But what's most frustrating about the film isn't that it spends 90 percent of it's run time retreading everything you can see in American Hardcore but when it finally gets to little written-about bands, it finishes on the assumption that the viewer either knows a lot about them already or isn't interested. When the film gets to Rites of Spring (Guy Picciotto's pre-Fugazi band), every interviewee claims that Rites of Spring was the best band of the so-called Revolution Summer, but the film covers the band for about 90 seconds and every band member is nowhere to be found. Embrace gets a very short mention while everyone argues about what emo means. Nation of Ulysses is entirely ignored save for one snapshot. The section on Fugazi, a band whose vast importance and influence isn't denied by the filmmakers, is just some reused clips from Instrument. Every hardcore band of five years before gets a lot of well-researched documentation, but these later bands get shafted. I felt like the filmmakers just assumed that anyone watching must already know a lot about those bands so why spend more time on them?

I found the conclusion more than a little confusing. Someone says something about how "the '80s weren't the salad days! These are the salad days! Make it happen! Things are always happening!" Meanwhile the film makes no mention of any D.C. band that got their start after 1995. There's no mention of the state of music in the city today or how the community in the early '80s may or may not have created a lasting impact on the city's music scene.

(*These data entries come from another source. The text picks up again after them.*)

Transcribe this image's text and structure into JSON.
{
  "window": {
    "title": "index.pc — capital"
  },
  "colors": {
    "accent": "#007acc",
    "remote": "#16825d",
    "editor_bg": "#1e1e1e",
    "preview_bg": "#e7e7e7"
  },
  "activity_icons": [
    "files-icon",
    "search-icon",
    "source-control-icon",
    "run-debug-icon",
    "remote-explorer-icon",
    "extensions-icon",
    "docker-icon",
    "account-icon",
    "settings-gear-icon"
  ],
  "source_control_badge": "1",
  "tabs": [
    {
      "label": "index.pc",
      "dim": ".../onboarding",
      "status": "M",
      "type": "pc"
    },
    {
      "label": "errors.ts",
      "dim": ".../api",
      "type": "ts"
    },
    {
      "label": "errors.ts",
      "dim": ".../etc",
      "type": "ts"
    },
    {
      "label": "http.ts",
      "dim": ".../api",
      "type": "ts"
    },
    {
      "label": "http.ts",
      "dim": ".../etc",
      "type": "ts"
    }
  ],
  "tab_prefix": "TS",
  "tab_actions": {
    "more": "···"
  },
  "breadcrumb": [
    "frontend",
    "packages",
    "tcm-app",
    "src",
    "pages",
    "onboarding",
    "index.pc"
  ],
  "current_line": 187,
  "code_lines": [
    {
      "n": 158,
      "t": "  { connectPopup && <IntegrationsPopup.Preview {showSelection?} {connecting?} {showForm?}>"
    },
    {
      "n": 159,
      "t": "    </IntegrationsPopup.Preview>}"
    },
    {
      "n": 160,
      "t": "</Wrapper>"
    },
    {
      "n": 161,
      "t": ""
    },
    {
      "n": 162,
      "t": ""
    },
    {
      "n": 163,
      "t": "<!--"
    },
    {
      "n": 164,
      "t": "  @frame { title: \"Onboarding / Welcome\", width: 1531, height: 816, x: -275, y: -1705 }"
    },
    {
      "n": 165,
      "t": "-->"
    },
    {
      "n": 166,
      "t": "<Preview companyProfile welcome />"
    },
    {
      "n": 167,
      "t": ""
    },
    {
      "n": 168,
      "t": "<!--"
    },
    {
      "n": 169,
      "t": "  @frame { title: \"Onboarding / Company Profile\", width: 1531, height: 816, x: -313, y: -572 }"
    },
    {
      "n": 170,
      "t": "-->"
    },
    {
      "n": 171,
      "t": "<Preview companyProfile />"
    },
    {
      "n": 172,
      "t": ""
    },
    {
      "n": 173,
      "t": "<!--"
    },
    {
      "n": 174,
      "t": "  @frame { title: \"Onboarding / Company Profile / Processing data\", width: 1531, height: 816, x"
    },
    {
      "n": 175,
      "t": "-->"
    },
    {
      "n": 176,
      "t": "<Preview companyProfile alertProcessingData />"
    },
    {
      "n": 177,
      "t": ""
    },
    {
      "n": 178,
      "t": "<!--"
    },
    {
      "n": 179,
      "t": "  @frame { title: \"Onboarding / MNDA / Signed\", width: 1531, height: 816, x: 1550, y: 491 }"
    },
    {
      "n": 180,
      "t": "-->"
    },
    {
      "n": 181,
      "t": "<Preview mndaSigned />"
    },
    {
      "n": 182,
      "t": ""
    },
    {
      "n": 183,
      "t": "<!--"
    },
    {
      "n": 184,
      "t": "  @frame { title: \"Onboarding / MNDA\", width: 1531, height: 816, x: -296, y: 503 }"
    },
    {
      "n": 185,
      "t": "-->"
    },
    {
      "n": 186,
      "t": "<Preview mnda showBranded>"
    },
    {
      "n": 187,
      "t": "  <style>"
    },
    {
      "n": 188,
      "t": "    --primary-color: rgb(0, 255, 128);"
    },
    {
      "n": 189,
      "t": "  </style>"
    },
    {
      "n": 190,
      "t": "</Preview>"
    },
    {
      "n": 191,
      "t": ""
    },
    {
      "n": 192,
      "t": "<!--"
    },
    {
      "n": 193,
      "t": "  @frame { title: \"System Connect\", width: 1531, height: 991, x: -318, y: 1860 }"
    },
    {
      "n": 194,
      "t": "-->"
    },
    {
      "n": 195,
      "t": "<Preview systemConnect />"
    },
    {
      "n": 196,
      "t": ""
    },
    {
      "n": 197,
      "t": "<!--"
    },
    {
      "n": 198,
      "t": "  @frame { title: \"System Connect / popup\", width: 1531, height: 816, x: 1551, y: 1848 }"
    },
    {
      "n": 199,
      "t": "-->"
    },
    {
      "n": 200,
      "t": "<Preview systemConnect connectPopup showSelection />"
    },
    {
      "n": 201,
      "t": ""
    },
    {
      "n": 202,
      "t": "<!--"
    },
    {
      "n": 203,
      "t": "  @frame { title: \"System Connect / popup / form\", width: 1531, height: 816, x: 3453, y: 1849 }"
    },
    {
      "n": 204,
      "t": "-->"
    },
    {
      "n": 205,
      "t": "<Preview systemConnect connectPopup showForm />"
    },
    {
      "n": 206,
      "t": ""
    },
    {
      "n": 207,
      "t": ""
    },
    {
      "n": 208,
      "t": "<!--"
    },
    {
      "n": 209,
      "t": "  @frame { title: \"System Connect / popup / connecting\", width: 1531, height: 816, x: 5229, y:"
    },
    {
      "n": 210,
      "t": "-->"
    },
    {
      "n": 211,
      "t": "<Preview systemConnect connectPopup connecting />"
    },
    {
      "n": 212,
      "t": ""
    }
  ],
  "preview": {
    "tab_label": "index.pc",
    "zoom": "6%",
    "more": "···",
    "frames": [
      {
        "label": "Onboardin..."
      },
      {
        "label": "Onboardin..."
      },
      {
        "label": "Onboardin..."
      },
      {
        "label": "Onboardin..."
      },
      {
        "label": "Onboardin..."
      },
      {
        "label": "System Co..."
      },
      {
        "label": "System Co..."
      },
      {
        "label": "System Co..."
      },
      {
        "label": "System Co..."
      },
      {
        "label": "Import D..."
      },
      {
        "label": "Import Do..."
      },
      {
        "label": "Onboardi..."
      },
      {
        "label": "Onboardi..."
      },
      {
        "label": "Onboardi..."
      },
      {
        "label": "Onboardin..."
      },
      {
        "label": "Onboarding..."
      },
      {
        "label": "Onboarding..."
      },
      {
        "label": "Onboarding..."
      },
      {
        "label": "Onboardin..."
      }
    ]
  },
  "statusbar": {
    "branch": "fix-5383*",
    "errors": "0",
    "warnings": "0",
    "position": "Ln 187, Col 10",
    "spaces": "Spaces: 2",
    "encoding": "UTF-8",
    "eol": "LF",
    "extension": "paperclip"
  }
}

Salad Days isn’t worth a re-watch. It gives a lot of good information for someone just learning the history, but quite frankly if you’ve watched almost any other documentary on the subject before, it’s not even worth watching the first time.